▶ Prompt
The string "this" may appear in lines of the data; report how many lines contain it, with no other output.

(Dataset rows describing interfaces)
********
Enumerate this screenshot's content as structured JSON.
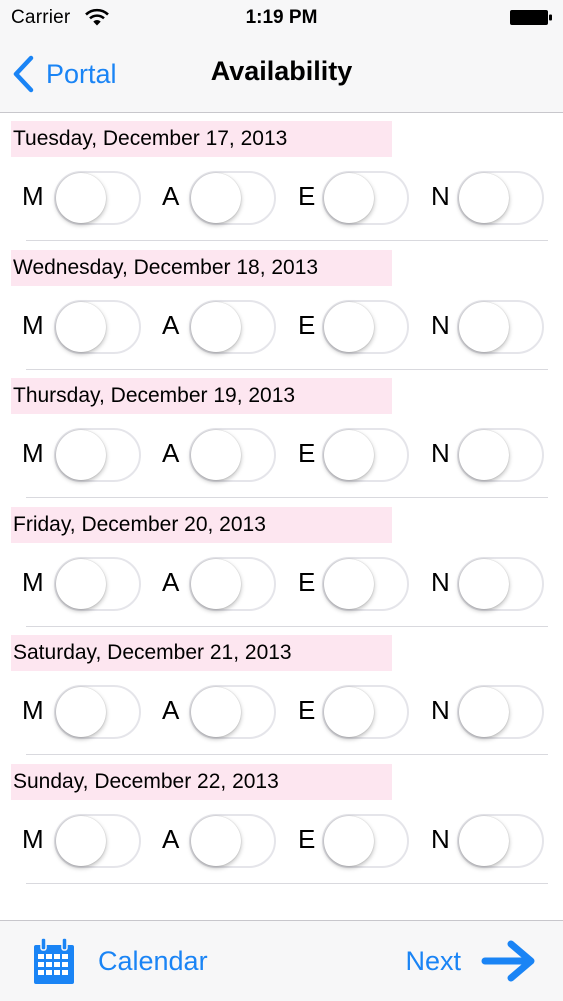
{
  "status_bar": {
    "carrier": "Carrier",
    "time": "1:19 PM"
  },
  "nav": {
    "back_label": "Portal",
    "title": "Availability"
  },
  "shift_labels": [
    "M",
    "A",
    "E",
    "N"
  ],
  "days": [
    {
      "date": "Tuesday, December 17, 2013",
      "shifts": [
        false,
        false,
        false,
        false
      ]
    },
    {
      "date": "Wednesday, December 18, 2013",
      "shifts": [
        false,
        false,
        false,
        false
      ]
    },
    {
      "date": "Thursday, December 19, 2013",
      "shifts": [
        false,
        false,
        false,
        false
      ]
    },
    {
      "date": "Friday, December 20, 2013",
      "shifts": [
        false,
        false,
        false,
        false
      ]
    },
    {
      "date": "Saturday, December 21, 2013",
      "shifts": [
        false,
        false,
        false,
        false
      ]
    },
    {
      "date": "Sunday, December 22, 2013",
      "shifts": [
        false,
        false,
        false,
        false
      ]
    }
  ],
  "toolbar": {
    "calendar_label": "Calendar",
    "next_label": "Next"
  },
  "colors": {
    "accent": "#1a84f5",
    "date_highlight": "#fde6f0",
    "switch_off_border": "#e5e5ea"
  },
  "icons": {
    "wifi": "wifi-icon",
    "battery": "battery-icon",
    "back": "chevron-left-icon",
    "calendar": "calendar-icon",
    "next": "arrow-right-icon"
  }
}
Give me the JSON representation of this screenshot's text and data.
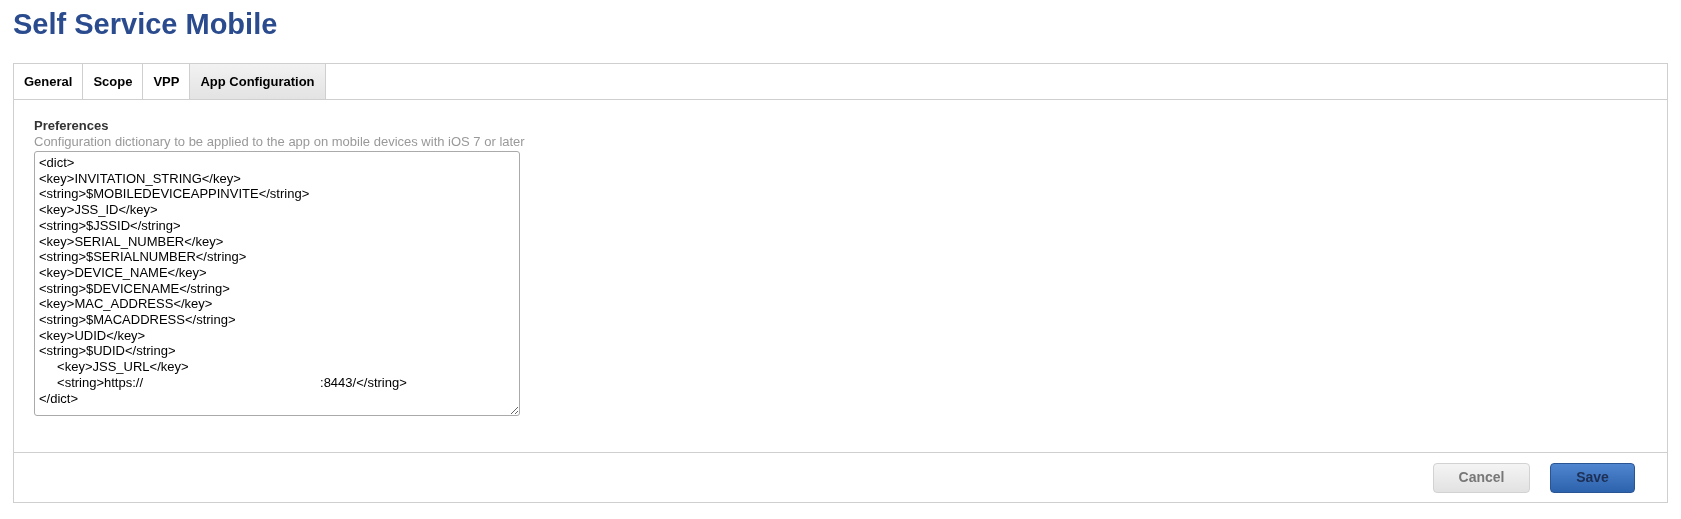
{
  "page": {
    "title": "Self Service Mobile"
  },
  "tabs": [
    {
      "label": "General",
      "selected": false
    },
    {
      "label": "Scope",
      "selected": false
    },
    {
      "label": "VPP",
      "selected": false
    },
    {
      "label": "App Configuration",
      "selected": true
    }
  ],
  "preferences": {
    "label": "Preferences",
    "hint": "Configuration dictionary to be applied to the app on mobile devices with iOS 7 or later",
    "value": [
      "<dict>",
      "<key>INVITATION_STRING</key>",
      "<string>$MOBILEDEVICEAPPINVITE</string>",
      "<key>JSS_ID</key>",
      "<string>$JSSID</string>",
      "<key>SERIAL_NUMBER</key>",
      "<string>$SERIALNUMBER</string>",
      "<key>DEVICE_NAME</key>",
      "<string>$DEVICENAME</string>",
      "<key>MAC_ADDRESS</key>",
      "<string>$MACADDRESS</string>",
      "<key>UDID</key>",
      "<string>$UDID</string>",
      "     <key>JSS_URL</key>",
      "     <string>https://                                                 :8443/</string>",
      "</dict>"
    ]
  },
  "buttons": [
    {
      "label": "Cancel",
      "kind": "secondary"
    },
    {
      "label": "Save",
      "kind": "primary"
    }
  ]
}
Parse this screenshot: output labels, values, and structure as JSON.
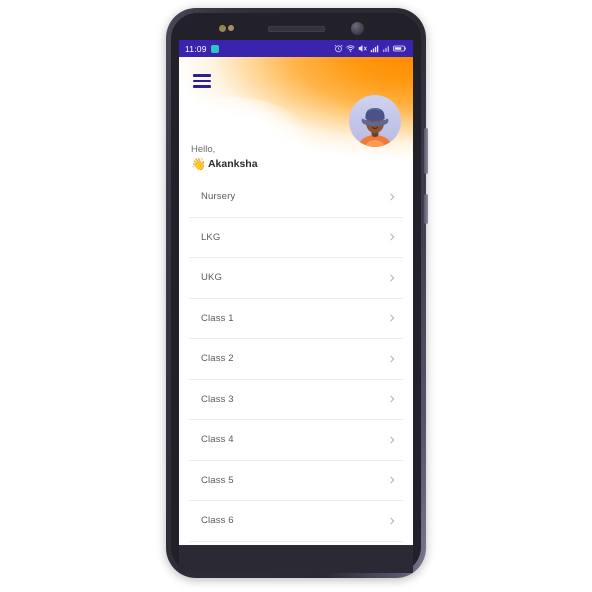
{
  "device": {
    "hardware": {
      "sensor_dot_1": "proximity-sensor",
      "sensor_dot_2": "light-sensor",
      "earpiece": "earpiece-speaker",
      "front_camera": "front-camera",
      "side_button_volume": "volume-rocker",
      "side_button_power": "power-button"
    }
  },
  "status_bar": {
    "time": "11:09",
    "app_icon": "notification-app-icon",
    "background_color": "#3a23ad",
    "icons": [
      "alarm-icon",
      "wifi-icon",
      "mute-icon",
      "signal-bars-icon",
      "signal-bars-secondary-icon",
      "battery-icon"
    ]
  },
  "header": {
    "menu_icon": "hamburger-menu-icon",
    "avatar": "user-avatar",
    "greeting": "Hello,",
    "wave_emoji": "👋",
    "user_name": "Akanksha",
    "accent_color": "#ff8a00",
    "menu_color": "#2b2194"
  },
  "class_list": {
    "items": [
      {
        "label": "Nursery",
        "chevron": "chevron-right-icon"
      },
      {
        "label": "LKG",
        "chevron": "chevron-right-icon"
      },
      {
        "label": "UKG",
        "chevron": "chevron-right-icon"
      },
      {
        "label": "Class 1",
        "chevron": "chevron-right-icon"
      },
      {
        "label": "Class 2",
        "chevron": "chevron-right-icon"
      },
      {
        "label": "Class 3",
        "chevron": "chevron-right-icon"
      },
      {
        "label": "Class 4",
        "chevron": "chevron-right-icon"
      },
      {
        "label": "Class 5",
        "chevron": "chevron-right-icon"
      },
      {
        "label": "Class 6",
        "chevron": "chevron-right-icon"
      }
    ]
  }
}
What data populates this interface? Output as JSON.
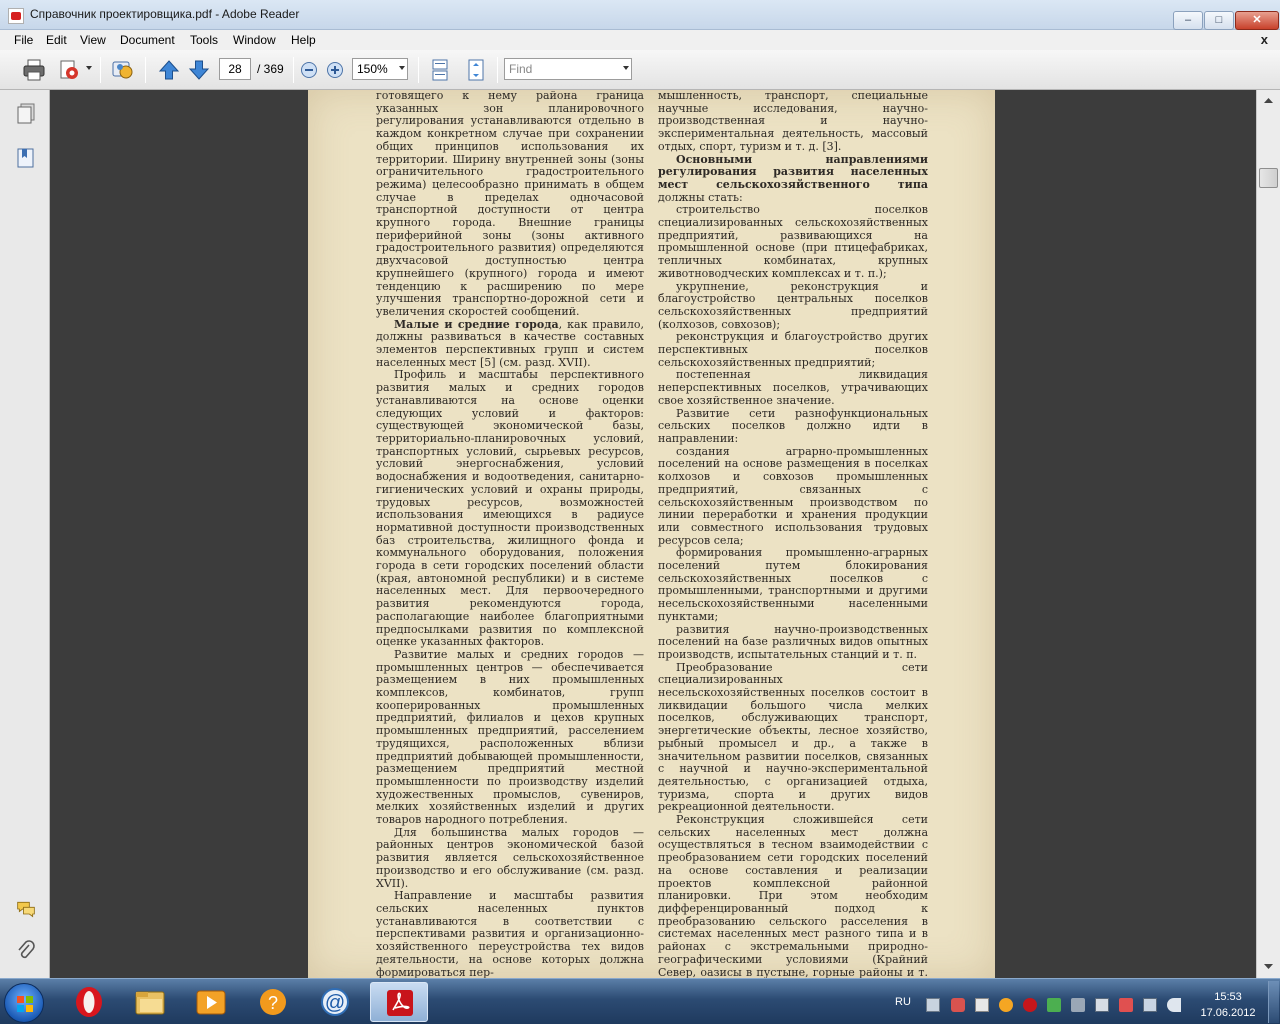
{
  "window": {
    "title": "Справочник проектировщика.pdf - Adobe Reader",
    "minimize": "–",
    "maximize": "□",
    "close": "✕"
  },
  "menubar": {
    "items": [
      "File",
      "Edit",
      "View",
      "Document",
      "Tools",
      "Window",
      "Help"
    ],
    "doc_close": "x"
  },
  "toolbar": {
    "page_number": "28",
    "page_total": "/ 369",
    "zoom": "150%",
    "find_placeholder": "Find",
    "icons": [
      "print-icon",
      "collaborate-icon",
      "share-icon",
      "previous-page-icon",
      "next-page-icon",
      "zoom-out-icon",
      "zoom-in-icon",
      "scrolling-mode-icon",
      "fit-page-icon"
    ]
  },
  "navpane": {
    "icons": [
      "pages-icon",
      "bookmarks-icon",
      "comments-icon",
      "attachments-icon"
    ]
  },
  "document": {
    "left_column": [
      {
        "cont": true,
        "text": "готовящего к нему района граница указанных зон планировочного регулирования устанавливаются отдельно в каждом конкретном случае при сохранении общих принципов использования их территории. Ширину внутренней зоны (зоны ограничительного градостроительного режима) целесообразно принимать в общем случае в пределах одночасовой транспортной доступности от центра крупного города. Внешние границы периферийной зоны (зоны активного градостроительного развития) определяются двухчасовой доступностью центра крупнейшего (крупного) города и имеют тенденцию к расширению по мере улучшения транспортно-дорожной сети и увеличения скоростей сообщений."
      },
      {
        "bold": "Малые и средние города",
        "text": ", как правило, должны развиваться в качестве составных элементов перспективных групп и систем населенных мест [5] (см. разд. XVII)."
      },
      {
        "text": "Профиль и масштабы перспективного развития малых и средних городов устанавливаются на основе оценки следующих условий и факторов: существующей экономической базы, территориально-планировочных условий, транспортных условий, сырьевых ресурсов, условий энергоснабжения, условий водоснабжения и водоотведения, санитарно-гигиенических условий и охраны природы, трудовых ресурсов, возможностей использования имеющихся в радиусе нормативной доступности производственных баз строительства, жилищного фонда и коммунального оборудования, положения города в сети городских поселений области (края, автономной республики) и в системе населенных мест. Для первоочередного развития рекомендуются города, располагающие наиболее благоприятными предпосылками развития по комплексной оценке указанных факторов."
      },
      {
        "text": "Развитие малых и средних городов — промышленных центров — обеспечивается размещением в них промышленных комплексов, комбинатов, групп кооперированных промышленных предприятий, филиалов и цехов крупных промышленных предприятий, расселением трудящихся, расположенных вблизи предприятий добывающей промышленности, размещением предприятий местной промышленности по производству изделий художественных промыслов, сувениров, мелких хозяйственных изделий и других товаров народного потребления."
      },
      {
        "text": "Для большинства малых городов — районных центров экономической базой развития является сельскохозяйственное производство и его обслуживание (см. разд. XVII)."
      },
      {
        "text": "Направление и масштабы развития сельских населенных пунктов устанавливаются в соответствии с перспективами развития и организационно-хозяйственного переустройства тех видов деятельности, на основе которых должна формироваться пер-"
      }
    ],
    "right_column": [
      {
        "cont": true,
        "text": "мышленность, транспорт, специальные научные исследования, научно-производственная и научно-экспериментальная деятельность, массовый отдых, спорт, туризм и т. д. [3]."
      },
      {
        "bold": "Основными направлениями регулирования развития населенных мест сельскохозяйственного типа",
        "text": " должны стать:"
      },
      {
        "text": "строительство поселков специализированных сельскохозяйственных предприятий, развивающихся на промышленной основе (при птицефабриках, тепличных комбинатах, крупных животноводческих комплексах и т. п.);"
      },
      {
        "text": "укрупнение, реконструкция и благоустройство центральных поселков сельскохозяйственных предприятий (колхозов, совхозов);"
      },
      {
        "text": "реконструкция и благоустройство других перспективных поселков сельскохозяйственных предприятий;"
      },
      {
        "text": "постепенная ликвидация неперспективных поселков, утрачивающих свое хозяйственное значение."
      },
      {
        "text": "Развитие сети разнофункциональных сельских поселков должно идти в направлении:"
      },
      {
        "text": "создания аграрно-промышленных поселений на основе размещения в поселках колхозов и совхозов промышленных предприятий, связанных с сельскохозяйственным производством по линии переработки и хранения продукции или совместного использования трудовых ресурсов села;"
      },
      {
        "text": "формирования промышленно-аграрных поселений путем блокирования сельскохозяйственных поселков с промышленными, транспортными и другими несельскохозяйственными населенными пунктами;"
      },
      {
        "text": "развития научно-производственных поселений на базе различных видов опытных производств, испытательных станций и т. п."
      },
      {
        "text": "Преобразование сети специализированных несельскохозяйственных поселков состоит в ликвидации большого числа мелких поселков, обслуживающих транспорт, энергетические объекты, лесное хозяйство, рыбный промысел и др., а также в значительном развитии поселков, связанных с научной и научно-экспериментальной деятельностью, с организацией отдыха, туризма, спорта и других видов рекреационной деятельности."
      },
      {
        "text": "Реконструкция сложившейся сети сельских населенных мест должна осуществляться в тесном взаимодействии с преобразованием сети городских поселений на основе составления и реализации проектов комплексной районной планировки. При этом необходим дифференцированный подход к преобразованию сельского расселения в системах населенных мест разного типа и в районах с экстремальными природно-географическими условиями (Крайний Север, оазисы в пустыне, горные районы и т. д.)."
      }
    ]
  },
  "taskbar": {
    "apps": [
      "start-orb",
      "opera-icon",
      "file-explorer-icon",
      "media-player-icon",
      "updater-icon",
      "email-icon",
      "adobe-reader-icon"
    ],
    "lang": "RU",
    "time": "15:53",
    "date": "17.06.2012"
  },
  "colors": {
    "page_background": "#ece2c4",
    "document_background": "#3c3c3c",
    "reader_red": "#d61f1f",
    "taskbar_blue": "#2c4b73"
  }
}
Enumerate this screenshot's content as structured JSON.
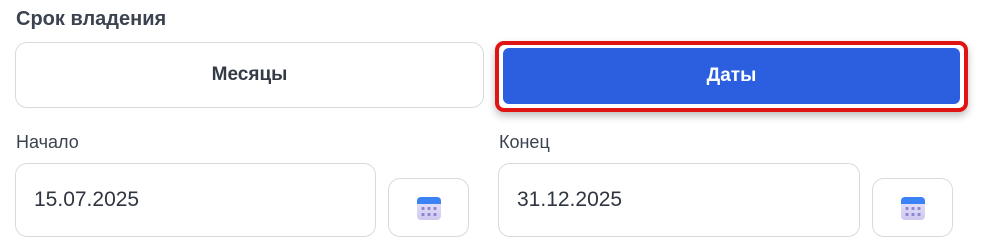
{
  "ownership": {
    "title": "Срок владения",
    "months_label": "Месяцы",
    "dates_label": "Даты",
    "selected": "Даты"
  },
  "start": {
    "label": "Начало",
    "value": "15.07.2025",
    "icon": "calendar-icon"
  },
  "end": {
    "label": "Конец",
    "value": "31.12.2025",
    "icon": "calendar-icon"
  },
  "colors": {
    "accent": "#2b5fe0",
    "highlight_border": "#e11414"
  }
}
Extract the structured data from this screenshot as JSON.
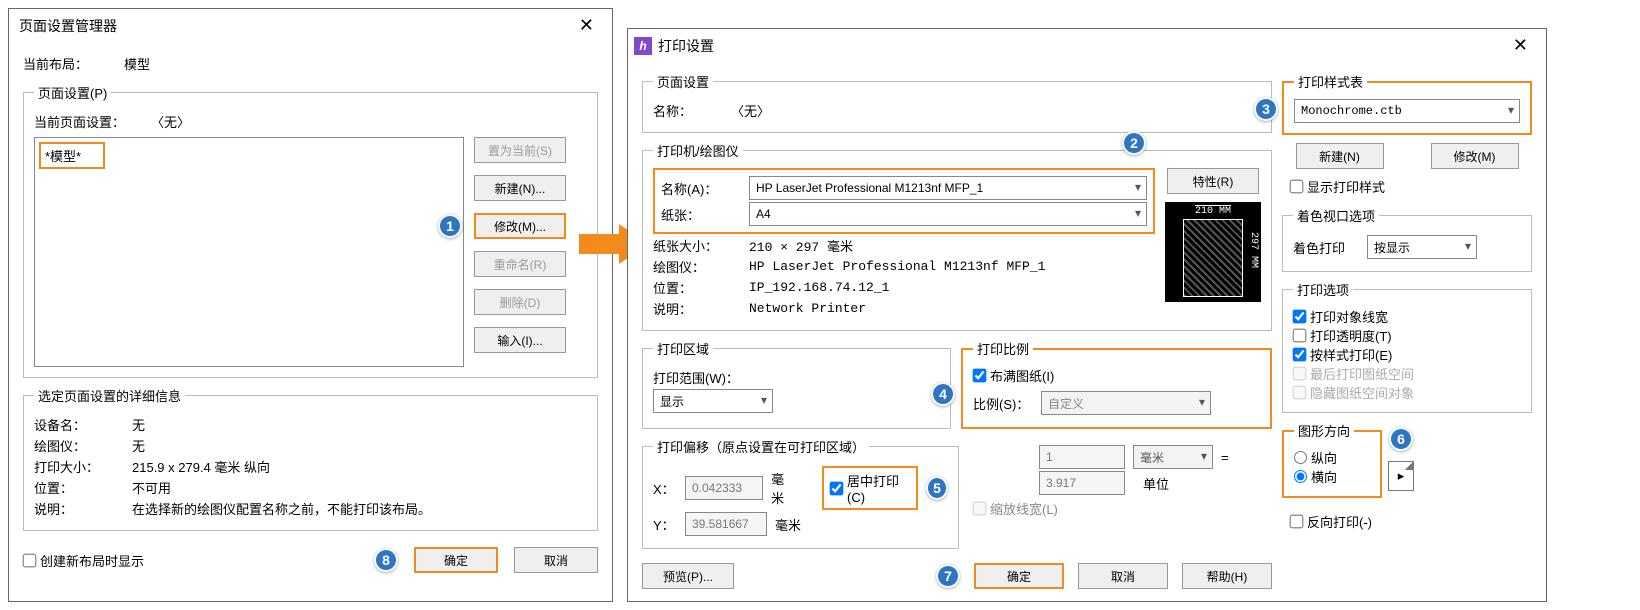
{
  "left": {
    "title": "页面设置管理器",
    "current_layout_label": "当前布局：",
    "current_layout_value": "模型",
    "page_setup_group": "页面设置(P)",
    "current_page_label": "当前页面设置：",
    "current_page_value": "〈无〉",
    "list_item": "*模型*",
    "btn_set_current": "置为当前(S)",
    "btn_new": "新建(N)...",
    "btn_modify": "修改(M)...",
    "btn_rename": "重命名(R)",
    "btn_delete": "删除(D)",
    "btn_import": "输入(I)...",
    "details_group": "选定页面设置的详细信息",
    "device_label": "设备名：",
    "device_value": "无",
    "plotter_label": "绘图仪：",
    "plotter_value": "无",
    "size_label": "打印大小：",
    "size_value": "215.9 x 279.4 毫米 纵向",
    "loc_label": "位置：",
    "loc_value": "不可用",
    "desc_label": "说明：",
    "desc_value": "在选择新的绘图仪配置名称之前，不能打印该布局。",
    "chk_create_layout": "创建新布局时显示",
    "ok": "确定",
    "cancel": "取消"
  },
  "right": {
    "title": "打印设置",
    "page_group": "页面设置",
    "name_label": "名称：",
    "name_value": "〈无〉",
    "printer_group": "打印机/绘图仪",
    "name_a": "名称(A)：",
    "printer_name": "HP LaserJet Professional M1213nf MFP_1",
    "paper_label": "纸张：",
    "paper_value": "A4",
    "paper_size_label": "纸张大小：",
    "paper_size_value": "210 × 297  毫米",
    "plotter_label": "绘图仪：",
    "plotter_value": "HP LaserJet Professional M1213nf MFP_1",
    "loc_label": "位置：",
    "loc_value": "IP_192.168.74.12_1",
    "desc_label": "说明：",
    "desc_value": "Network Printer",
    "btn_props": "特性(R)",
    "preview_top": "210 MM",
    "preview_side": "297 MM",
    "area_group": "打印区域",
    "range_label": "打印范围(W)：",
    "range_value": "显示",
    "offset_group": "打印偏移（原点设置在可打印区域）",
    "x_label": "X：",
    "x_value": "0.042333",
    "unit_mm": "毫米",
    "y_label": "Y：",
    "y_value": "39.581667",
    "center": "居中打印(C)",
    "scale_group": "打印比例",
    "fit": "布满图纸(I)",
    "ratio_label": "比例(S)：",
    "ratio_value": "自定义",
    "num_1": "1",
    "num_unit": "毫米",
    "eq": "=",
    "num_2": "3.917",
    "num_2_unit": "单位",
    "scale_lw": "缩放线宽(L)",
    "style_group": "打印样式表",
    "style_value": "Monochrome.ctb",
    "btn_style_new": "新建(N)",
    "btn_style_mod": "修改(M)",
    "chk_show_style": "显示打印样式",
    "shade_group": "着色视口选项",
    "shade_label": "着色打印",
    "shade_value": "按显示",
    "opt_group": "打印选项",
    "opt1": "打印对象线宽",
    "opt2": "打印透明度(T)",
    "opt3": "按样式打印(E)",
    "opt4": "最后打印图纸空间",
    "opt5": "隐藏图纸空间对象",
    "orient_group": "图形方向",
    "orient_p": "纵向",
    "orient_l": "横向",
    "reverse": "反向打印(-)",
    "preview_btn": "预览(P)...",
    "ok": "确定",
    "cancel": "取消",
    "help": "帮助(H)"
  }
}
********
▶ Exercise answer
6